Some will remember that upon his arrival in the Governor’s Office, Dannel Malloy whined about the fact that he had “inherited” a $3.7 billion budget shortfall following the fiscally irresponsible policies of Governor Jodi Rell and the Democratic-controlled Connecticut General Assembly.
However, rather than use his time in office to put the state back on track, Malloy’s irresponsible budget tactics have further exacerbated Connecticut’s fiscal problems.
Proof of this growing disaster can be found in the reality that as the Malloy administration prepares to propose Connecticut’s next state budget, the governor and his staff are facing a projected biennial budget shortfall in excess of $3.3 billion and growing.
Will this be the year that Governor Dannel Malloy finally takes the steps necessary to confront the budget problems challenging the state?
The answer is almost certainly a resounding NO!.

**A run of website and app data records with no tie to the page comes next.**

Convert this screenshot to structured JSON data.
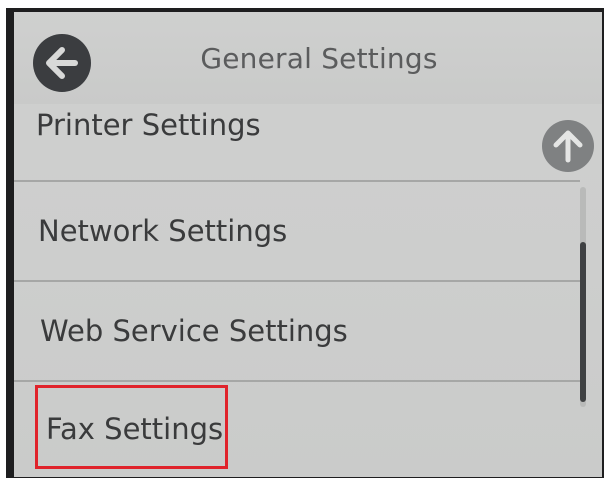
{
  "header": {
    "title": "General Settings",
    "back_icon": "arrow-left-icon"
  },
  "menu": {
    "items": [
      {
        "label": "Printer Settings"
      },
      {
        "label": "Network Settings"
      },
      {
        "label": "Web Service Settings"
      },
      {
        "label": "Fax Settings"
      }
    ],
    "selected_item": "Fax Settings"
  },
  "scroll": {
    "up_icon": "arrow-up-icon",
    "position_fraction": 0.75
  },
  "colors": {
    "screen_background": "#cdcecd",
    "text": "#3a3b3c",
    "title_text": "#5b5c5d",
    "button_dark": "#3b3d40",
    "button_grey": "#7f8182",
    "highlight_border": "#e0232b"
  }
}
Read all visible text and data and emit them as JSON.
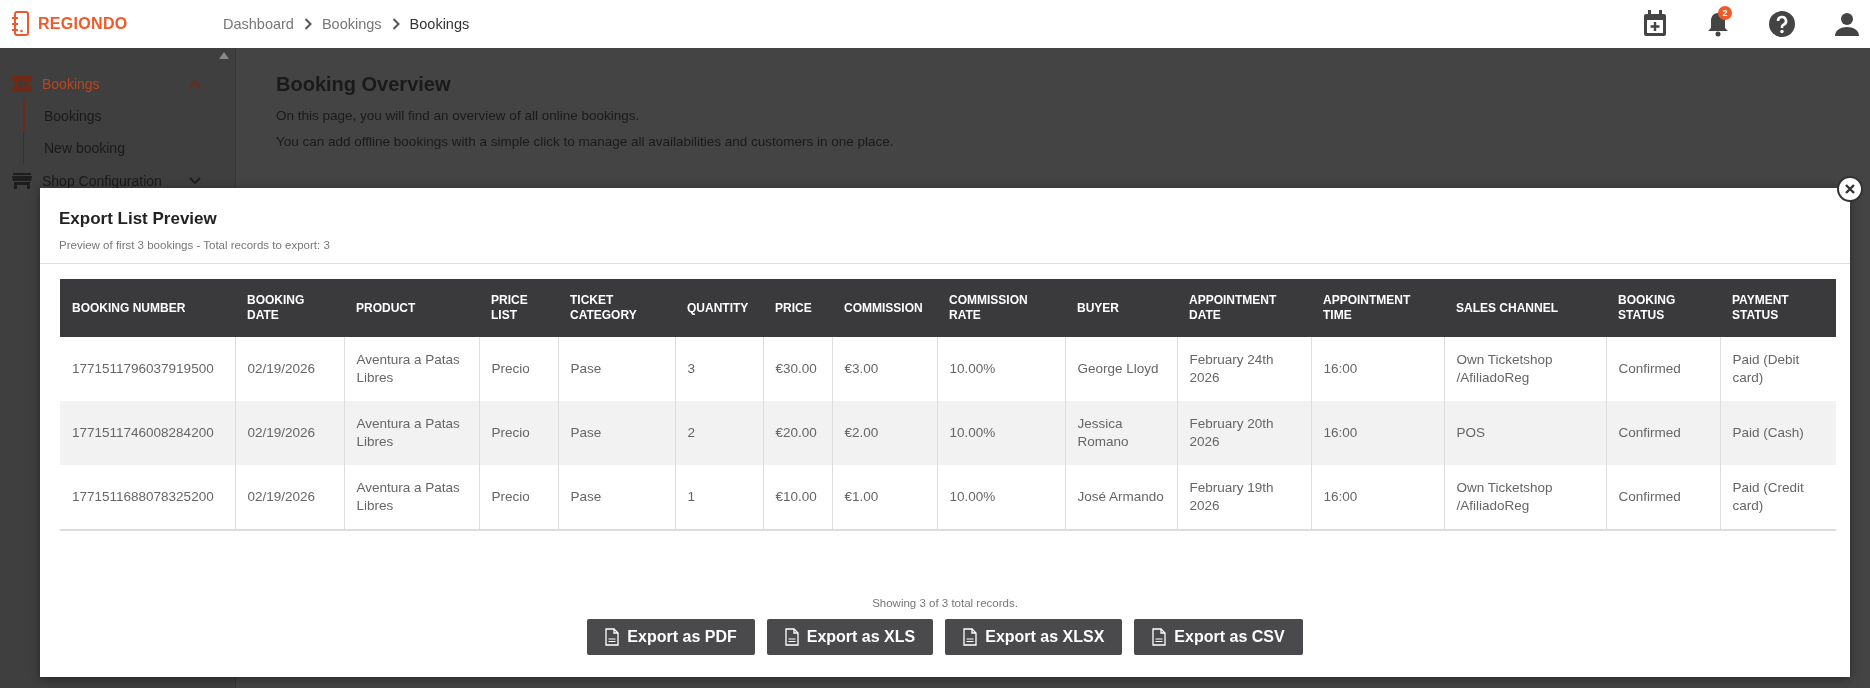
{
  "header": {
    "logo_text": "REGIONDO",
    "breadcrumbs": [
      {
        "label": "Dashboard",
        "current": false
      },
      {
        "label": "Bookings",
        "current": false
      },
      {
        "label": "Bookings",
        "current": true
      }
    ],
    "notification_count": "2"
  },
  "sidebar": {
    "items": [
      {
        "label": "Bookings",
        "selected": true,
        "expanded": true,
        "children": [
          {
            "label": "Bookings",
            "selected": true
          },
          {
            "label": "New booking",
            "selected": false
          }
        ]
      },
      {
        "label": "Shop Configuration",
        "selected": false,
        "expanded": false
      }
    ]
  },
  "page": {
    "title": "Booking Overview",
    "lines": [
      "On this page, you will find an overview of all online bookings.",
      "You can add offline bookings with a simple click to manage all availabilities and customers in one place."
    ]
  },
  "modal": {
    "title": "Export List Preview",
    "subtitle": "Preview of first 3 bookings - Total records to export: 3",
    "table": {
      "columns": [
        "BOOKING NUMBER",
        "BOOKING DATE",
        "PRODUCT",
        "PRICE LIST",
        "TICKET CATEGORY",
        "QUANTITY",
        "PRICE",
        "COMMISSION",
        "COMMISSION RATE",
        "BUYER",
        "APPOINTMENT DATE",
        "APPOINTMENT TIME",
        "SALES CHANNEL",
        "BOOKING STATUS",
        "PAYMENT STATUS"
      ],
      "rows": [
        [
          "1771511796037919500",
          "02/19/2026",
          "Aventura a Patas Libres",
          "Precio",
          "Pase",
          "3",
          "€30.00",
          "€3.00",
          "10.00%",
          "George Lloyd",
          "February 24th 2026",
          "16:00",
          "Own Ticketshop /AfiliadoReg",
          "Confirmed",
          "Paid (Debit card)"
        ],
        [
          "1771511746008284200",
          "02/19/2026",
          "Aventura a Patas Libres",
          "Precio",
          "Pase",
          "2",
          "€20.00",
          "€2.00",
          "10.00%",
          "Jessica Romano",
          "February 20th 2026",
          "16:00",
          "POS",
          "Confirmed",
          "Paid (Cash)"
        ],
        [
          "1771511688078325200",
          "02/19/2026",
          "Aventura a Patas Libres",
          "Precio",
          "Pase",
          "1",
          "€10.00",
          "€1.00",
          "10.00%",
          "José Armando",
          "February 19th 2026",
          "16:00",
          "Own Ticketshop /AfiliadoReg",
          "Confirmed",
          "Paid (Credit card)"
        ]
      ]
    },
    "summary": "Showing 3 of 3 total records.",
    "export_buttons": [
      "Export as PDF",
      "Export as XLS",
      "Export as XLSX",
      "Export as CSV"
    ]
  }
}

Sources close to Malloy are reporting that the neo-liberal politician’s “solution” to Connecticut’s fiscal crisis will be to propose a budget full of gimmicks, all the while dumping the responsibility for dealing with the state’s catastrophically high debt and unfunded liabilities onto our children and future generations.
Behind closed doors, Malloy and his team have begun the task of putting together the state’s FY18-FY19 proposed budget. Knowledgeable sources suggest that this new budget will be built on more cuts to vital services, shifting even more of the burden for a college education onto the backs of Connecticut’s students and their families and significantly reducing the amount of municipal aid, thereby further increasing the property tax rates on Connecticut’s middle income families.
Equally appalling is the growing probability that Malloy, with the support of the legislature, will simply walk away from the state’s obligation to confront its $74 billion in debt and unfunded liabilities.
For decades Connecticut state government has refused to properly fund its state employee and teacher pension and benefit plans.
Making matters even worse, Malloy and the legislature have been using the state’s credit card in inappropriate ways, including Malloy’s much heralded corporate welfare program designed to reward companies he favors.
Now all of those “chickens are coming home to roost,” but rather then step up and take action to reduce state debt and adequately fund pension and benefits, it now appears that Malloy will simply propose dumping the burden onto Connecticut’s children and future generations.
While facing the fundamental obligation to do what is right, their operating motto seems to remain – Don’t do today what you can put off until tomorrow – no matter how devastating that delay will be for our children and those yet to come.
If Connecticut voters are not outraged, they aren’t paying enough attention.